> WHAT IS NEEDED
All of the records shown below need to be copied with no differences.

[Opening DATA EXTRACTS section]

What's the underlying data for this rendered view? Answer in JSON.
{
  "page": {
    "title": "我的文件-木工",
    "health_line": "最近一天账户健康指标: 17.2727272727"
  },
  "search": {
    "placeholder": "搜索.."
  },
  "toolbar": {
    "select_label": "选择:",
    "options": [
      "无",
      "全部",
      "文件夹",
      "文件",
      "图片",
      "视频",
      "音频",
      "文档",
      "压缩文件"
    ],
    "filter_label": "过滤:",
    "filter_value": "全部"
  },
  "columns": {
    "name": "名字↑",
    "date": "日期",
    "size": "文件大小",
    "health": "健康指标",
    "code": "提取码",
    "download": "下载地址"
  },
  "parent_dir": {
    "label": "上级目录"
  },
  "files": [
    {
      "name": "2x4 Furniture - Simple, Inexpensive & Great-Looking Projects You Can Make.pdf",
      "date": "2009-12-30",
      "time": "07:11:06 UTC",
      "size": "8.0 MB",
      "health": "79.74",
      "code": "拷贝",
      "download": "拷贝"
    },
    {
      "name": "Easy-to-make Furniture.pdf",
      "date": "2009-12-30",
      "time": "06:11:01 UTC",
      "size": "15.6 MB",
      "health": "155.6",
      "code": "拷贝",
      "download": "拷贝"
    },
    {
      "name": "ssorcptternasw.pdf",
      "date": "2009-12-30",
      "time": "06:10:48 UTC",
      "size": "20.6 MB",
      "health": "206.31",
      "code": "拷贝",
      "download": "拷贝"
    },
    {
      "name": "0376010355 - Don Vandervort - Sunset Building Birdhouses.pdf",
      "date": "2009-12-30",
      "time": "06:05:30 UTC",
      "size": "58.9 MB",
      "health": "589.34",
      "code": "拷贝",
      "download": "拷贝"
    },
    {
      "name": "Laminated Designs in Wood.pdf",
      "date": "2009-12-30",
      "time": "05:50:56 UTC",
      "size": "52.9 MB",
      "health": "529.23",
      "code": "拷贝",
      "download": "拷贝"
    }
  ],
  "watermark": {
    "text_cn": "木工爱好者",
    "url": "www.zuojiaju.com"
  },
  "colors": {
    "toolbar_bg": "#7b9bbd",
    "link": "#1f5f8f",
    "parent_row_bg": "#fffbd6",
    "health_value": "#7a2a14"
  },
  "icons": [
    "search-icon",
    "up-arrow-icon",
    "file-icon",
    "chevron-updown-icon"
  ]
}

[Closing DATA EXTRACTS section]

> EXERCISE ANSWER
What's the underlying data for this rendered view? Answer in JSON.
{
  "page": {
    "title": "我的文件-木工",
    "health_line": "最近一天账户健康指标: 17.2727272727"
  },
  "search": {
    "placeholder": "搜索.."
  },
  "toolbar": {
    "select_label": "选择:",
    "options": [
      "无",
      "全部",
      "文件夹",
      "文件",
      "图片",
      "视频",
      "音频",
      "文档",
      "压缩文件"
    ],
    "filter_label": "过滤:",
    "filter_value": "全部"
  },
  "columns": {
    "name": "名字↑",
    "date": "日期",
    "size": "文件大小",
    "health": "健康指标",
    "code": "提取码",
    "download": "下载地址"
  },
  "parent_dir": {
    "label": "上级目录"
  },
  "files": [
    {
      "name": "2x4 Furniture - Simple, Inexpensive & Great-Looking Projects You Can Make.pdf",
      "date": "2009-12-30",
      "time": "07:11:06 UTC",
      "size": "8.0 MB",
      "health": "79.74",
      "code": "拷贝",
      "download": "拷贝"
    },
    {
      "name": "Easy-to-make Furniture.pdf",
      "date": "2009-12-30",
      "time": "06:11:01 UTC",
      "size": "15.6 MB",
      "health": "155.6",
      "code": "拷贝",
      "download": "拷贝"
    },
    {
      "name": "ssorcptternasw.pdf",
      "date": "2009-12-30",
      "time": "06:10:48 UTC",
      "size": "20.6 MB",
      "health": "206.31",
      "code": "拷贝",
      "download": "拷贝"
    },
    {
      "name": "0376010355 - Don Vandervort - Sunset Building Birdhouses.pdf",
      "date": "2009-12-30",
      "time": "06:05:30 UTC",
      "size": "58.9 MB",
      "health": "589.34",
      "code": "拷贝",
      "download": "拷贝"
    },
    {
      "name": "Laminated Designs in Wood.pdf",
      "date": "2009-12-30",
      "time": "05:50:56 UTC",
      "size": "52.9 MB",
      "health": "529.23",
      "code": "拷贝",
      "download": "拷贝"
    }
  ],
  "watermark": {
    "text_cn": "木工爱好者",
    "url": "www.zuojiaju.com"
  },
  "colors": {
    "toolbar_bg": "#7b9bbd",
    "link": "#1f5f8f",
    "parent_row_bg": "#fffbd6",
    "health_value": "#7a2a14"
  },
  "icons": [
    "search-icon",
    "up-arrow-icon",
    "file-icon",
    "chevron-updown-icon"
  ]
}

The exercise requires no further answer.